We’ve covered how to meet with internal coworkers and external clients, and we still have large-scale webinars to cover, but first there’s a “middle ground” case to discuss. What if you work very closely with a partner organization, especially for an ongoing project? Is there any middle ground between “full Teams access” and “email them a link every week”?
When you need to work long-term with someone outside your organization, Teams is still a great option, thanks to their Guest Tenant feature. If you have permission to create new teams (see the end of this section), you can create a separate team designated for this group and dedicated to collaborating/sharing whichever files and communications you need.
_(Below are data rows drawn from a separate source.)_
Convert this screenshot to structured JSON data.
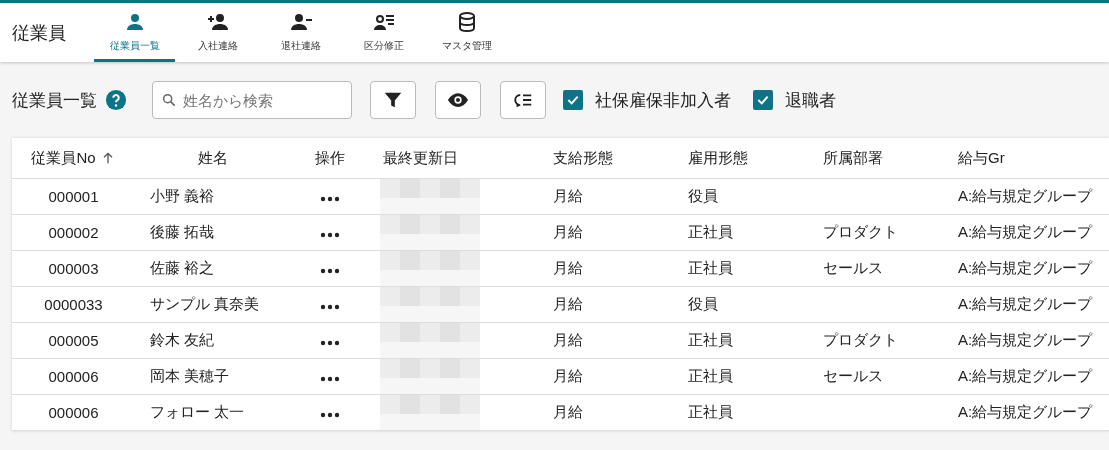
{
  "app": {
    "title": "従業員"
  },
  "nav_tabs": [
    {
      "label": "従業員一覧",
      "kind": "person",
      "selected": true
    },
    {
      "label": "入社連絡",
      "kind": "person-add",
      "selected": false
    },
    {
      "label": "退社連絡",
      "kind": "person-remove",
      "selected": false
    },
    {
      "label": "区分修正",
      "kind": "person-list",
      "selected": false
    },
    {
      "label": "マスタ管理",
      "kind": "database",
      "selected": false
    }
  ],
  "toolbar": {
    "title": "従業員一覧",
    "search": {
      "placeholder": "姓名から検索"
    },
    "buttons": [
      {
        "kind": "filter"
      },
      {
        "kind": "view"
      },
      {
        "kind": "sort-list"
      }
    ],
    "filters": [
      {
        "label": "社保雇保非加入者",
        "checked": true
      },
      {
        "label": "退職者",
        "checked": true
      }
    ]
  },
  "table": {
    "columns": [
      {
        "label": "従業員No",
        "sorted": true
      },
      {
        "label": "姓名"
      },
      {
        "label": "操作"
      },
      {
        "label": "最終更新日"
      },
      {
        "label": "支給形態"
      },
      {
        "label": "雇用形態"
      },
      {
        "label": "所属部署"
      },
      {
        "label": "給与Gr"
      }
    ],
    "rows": [
      {
        "no": "000001",
        "name": "小野 義裕",
        "pay_type": "月給",
        "employment": "役員",
        "salary_group": "A:給与規定グループ"
      },
      {
        "no": "000002",
        "name": "後藤 拓哉",
        "pay_type": "月給",
        "employment": "正社員",
        "department": "プロダクト",
        "salary_group": "A:給与規定グループ"
      },
      {
        "no": "000003",
        "name": "佐藤 裕之",
        "pay_type": "月給",
        "employment": "正社員",
        "department": "セールス",
        "salary_group": "A:給与規定グループ"
      },
      {
        "no": "0000033",
        "name": "サンプル 真奈美",
        "pay_type": "月給",
        "employment": "役員",
        "salary_group": "A:給与規定グループ"
      },
      {
        "no": "000005",
        "name": "鈴木 友紀",
        "pay_type": "月給",
        "employment": "正社員",
        "department": "プロダクト",
        "salary_group": "A:給与規定グループ"
      },
      {
        "no": "000006",
        "name": "岡本 美穂子",
        "pay_type": "月給",
        "employment": "正社員",
        "department": "セールス",
        "salary_group": "A:給与規定グループ"
      },
      {
        "no": "000006",
        "name": "フォロー 太一",
        "pay_type": "月給",
        "employment": "正社員",
        "salary_group": "A:給与規定グループ"
      }
    ]
  }
}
Build out the structure as much as you need, just like your organization’s own Teams structure, and your partner will be able to work closely alongside you.
Because of the way Microsoft Teams works, this will give them access to the specified Channel as a Guest. For security reasons, Microsoft doesn’t keep you logged into your own Teams structure while working in another organization, so guests will have to switch back and forth using the dropdown in the main toolbar.
Enabling Guest Tenant features is a big decision: it requires admin-level access to change, because it interacts with some of Microsoft 365’s core security features. Like many aspects of your Microsoft 365 strategy, this decision must be thoroughly considered and intentional. By talking with your team and evaluating the benefits, you can get some more insight on whether this is a good tool to employ for your team.
Live Events - Webinars and Virtual Meetings
There’s one more way you can connect people through Teams, and this one has a far broader scope. If you need to host a full-blown presentation – either for parts of your organization, external partners, or the public at large – a Live Event is the way to go. We recently held an entire session on Microsoft Teams Live Events, which you can check out to find a much more in-depth discussion. We’ll also provide a bit of info here to give you context and help you gauge if a Live Event is the right call.
Live Events aren’t available to everyone – although anybody can attend them, you need a special Microsoft 365 license to be a host or a presenter/producer. An easy way to check your access is by trying to schedule a new Live Event, through the Calendar tab in Teams. Next to “New meeting” in the top-right corner, there should be a dropdown that lists “Live event” as an option. If you can’t find it, you may need to upgrade your license.
From here you’ll be prompted to provide date/time, location, and title of the meeting, as well as any event details. Pay special attention to the second page of settings, “Live event permissions”, which has more scroll-down options than you might think. Many frequently used features, like the Q&A panel, aren’t enabled by default – watch our Virtual Session on this topic for a real-time example of what can mess up if you miss a single setting!
Picking the best meeting option
Intentionality is important when meeting online. Who are your attendees, what do they need from the meeting, and how can you all serve each other’s interests best? Microsoft Teams can host nearly any collection of people under your company’s banner, but you want that meeting to be productive…and you want it to cast your company in a good light.
Setting expectations and establishing meeting structure will help you keep your teams consistent, but you’re likely to need adjustments as you discover your personal workflow. Keep exploring, keep testing things, and keep up to date on changes to Microsoft 365 and Teams. Not only will you maintain efficiency in your meetings, you’ll also make a great impression on external groups, as you use your full toolset in the way that works for you.